• _Activity_
Output only how many lines below contain "flag".

• _Entries provided_
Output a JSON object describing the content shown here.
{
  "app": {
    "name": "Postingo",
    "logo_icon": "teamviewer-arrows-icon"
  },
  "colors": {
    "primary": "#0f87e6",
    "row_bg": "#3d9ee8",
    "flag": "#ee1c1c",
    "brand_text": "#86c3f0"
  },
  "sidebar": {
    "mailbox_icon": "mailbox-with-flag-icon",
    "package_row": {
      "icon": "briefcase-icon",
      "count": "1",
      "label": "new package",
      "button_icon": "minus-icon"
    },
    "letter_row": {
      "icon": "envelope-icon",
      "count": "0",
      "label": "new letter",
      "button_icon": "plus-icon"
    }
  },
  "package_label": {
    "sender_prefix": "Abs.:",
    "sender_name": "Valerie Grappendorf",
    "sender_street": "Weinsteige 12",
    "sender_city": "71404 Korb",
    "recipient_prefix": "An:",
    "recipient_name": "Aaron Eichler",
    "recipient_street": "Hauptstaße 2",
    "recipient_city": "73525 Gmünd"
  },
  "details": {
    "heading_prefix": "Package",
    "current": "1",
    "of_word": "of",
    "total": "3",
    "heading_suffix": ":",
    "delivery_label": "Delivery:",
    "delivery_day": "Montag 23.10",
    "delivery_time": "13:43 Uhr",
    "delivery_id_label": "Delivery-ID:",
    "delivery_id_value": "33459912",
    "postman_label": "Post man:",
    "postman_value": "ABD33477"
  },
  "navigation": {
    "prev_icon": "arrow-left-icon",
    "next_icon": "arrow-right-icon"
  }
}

• _Final answer_
2